**Problem:**
Write out the records below once more, exactly as they stand.
=== Extracted data ===
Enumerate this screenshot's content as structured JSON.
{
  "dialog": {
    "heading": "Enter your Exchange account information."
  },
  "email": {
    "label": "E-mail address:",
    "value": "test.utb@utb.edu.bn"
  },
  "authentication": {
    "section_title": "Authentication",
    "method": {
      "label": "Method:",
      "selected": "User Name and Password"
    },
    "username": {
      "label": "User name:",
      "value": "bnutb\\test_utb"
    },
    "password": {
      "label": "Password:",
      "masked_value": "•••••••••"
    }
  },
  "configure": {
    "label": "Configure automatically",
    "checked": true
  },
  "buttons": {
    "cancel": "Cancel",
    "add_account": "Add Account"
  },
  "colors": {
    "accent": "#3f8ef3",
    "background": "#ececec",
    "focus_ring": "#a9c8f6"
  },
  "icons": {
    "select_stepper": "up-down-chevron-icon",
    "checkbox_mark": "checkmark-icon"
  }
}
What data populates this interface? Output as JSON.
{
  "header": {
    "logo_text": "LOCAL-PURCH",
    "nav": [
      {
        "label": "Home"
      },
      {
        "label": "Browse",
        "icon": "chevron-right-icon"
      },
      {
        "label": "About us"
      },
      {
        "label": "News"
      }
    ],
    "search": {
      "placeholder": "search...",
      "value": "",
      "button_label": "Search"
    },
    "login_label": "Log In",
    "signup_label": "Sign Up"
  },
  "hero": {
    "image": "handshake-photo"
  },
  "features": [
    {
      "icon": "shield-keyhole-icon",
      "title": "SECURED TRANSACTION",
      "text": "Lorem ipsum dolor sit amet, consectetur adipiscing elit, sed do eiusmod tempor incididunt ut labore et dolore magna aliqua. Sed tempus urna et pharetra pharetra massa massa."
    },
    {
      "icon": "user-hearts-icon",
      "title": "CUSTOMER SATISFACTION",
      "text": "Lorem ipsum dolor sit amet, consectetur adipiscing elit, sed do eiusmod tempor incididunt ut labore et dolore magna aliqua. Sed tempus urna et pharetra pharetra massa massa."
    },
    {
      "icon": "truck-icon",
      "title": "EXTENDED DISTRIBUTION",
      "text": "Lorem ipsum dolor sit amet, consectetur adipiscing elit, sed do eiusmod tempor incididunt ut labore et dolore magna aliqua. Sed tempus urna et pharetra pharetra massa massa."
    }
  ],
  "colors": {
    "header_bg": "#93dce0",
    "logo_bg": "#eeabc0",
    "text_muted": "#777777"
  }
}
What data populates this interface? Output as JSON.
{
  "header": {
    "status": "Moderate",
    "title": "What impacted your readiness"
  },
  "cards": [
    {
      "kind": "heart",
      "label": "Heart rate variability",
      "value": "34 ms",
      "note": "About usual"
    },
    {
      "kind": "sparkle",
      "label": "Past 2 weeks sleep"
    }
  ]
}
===
**Output below:**
Enumerate this screenshot's content as structured JSON.
{
  "dialog": {
    "heading": "Enter your Exchange account information."
  },
  "email": {
    "label": "E-mail address:",
    "value": "test.utb@utb.edu.bn"
  },
  "authentication": {
    "section_title": "Authentication",
    "method": {
      "label": "Method:",
      "selected": "User Name and Password"
    },
    "username": {
      "label": "User name:",
      "value": "bnutb\\test_utb"
    },
    "password": {
      "label": "Password:",
      "masked_value": "•••••••••"
    }
  },
  "configure": {
    "label": "Configure automatically",
    "checked": true
  },
  "buttons": {
    "cancel": "Cancel",
    "add_account": "Add Account"
  },
  "colors": {
    "accent": "#3f8ef3",
    "background": "#ececec",
    "focus_ring": "#a9c8f6"
  },
  "icons": {
    "select_stepper": "up-down-chevron-icon",
    "checkbox_mark": "checkmark-icon"
  }
}
What data populates this interface? Output as JSON.
{
  "header": {
    "logo_text": "LOCAL-PURCH",
    "nav": [
      {
        "label": "Home"
      },
      {
        "label": "Browse",
        "icon": "chevron-right-icon"
      },
      {
        "label": "About us"
      },
      {
        "label": "News"
      }
    ],
    "search": {
      "placeholder": "search...",
      "value": "",
      "button_label": "Search"
    },
    "login_label": "Log In",
    "signup_label": "Sign Up"
  },
  "hero": {
    "image": "handshake-photo"
  },
  "features": [
    {
      "icon": "shield-keyhole-icon",
      "title": "SECURED TRANSACTION",
      "text": "Lorem ipsum dolor sit amet, consectetur adipiscing elit, sed do eiusmod tempor incididunt ut labore et dolore magna aliqua. Sed tempus urna et pharetra pharetra massa massa."
    },
    {
      "icon": "user-hearts-icon",
      "title": "CUSTOMER SATISFACTION",
      "text": "Lorem ipsum dolor sit amet, consectetur adipiscing elit, sed do eiusmod tempor incididunt ut labore et dolore magna aliqua. Sed tempus urna et pharetra pharetra massa massa."
    },
    {
      "icon": "truck-icon",
      "title": "EXTENDED DISTRIBUTION",
      "text": "Lorem ipsum dolor sit amet, consectetur adipiscing elit, sed do eiusmod tempor incididunt ut labore et dolore magna aliqua. Sed tempus urna et pharetra pharetra massa massa."
    }
  ],
  "colors": {
    "header_bg": "#93dce0",
    "logo_bg": "#eeabc0",
    "text_muted": "#777777"
  }
}
What data populates this interface? Output as JSON.
{
  "header": {
    "status": "Moderate",
    "title": "What impacted your readiness"
  },
  "cards": [
    {
      "kind": "heart",
      "label": "Heart rate variability",
      "value": "34 ms",
      "note": "About usual"
    },
    {
      "kind": "sparkle",
      "label": "Past 2 weeks sleep"
    }
  ]
}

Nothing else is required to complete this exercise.